Have you read any of Mrs. Doman’s books? Which is your favorite? Tell me in the comments!

A Sister’s Hope~ review

DSC_0364

Sisters of Holmes County: Book Three- A Sister’s Hope by Wanda E. Brunstetter

Young Amish woman Martha Hostettler is bewildered and very worried about continuing attacks on her family. The attacks have varied between seemingly harmless pranks to real, life-threatening dangers. She is determined to find out who the culprit is before something even worse happens. Among the suspects is the man Martha has fallen in love with, Luke Friesen. Luke is determined to prove his innocence, not only to Martha, but also to Martha’s father, who is determined to keep them apart.

I really enjoyed this book. I literally could not put it down. A Sister’s Hope is the first book that’s kept me up till the wee hours of the morning (okay, 11:30) for a looong time. It was so gripping and page-turning. Yes, it’s the third book in the series, but I can’t complain. It was a free book from the library. Me + free books = happiness.

I was surprised by how much I liked the book. I’ve read a couple of Wanda E. Brunstetter’s books and wasn’t blown away. The writing in  A Sister’s Hope was so much better. The characters were engaging, much more than her other books. And don’t get me started on the mystery of who the attacker was! There’s no definite clues until almost the very end. I was shocked and a little horrified by the identity of the attacker. I’m glad everything turned out well in the end. All in all, I was very happy with this free book.

Have you read any of Wanda E. Brunstetter’s books? What did you think of them?

Guarded~ review

DSC_0347

Book Review 

Guarded by Kirsten Lasinski

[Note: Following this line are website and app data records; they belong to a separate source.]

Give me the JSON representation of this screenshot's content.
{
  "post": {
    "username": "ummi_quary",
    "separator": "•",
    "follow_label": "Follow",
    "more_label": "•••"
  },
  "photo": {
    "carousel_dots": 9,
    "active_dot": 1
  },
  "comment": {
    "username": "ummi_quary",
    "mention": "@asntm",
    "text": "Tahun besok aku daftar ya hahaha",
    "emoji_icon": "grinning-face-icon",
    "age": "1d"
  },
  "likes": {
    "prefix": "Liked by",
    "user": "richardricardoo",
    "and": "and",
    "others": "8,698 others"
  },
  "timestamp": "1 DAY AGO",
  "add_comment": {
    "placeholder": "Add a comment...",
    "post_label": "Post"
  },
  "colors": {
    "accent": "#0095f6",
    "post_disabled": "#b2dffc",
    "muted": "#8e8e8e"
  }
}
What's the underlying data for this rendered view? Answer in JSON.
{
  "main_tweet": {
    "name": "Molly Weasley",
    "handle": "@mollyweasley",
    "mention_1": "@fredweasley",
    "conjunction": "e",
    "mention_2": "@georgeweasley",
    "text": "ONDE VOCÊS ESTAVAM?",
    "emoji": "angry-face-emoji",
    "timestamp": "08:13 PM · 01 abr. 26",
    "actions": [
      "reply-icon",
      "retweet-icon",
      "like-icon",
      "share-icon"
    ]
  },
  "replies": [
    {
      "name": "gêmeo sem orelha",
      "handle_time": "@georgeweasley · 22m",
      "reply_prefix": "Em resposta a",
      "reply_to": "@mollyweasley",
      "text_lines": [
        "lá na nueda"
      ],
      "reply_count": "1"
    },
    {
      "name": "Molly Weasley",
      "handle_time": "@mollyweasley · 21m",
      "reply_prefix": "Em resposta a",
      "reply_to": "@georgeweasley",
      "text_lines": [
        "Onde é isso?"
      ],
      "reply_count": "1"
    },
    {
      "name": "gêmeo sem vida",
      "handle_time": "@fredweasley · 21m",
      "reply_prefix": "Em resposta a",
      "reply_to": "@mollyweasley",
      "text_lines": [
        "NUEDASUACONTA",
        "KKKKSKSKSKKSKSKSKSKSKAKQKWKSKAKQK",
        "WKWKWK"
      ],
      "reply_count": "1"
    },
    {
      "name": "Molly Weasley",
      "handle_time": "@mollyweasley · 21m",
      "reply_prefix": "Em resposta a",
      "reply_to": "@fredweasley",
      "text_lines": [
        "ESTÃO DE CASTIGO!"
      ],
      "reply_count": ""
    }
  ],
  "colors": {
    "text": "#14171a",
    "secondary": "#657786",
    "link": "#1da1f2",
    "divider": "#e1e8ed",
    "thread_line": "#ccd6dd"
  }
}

Emily Blyton is a forty year old divorcee living alone in her hometown. All her life, she struggled with accepting herself and being loved, rejecting the idea that God could love her or that He even exists. She had a poor relationship with her critical father that contributed to a poor relationship with her daughter. Emily’s life changes when she learns she was adopted. Already struggling with self-worth, the news is crushing. Desperate to find out who she is, she takes a risk and leaves her home to find her family. What she finds changes her life for the better.

Guarded is a gripping read that sucks you in from the first page and keeps you turning the pages. Kirsten Lasiski’s descriptions are amazing and so detailed. It feels like you are really in Murray, Colorado. The story line is interesting but disjointed in many places. It seemed like there should’ve been more definition between a memory and the present. Throughout the story, there are many characters have been wounded by men who’ve abandoned them or rejected them. At times, that can be overwhelming and hard to read. It was intense and not quite what I was looking for. There were aspects of Guarded that I really enjoyed, but others I didn’t. I’m not a big fan of contemporary Christian fiction. I prefer historical fiction. If you read it, be prepared because you won’t want to put it down.

Have you read Guarded? What did you think of it?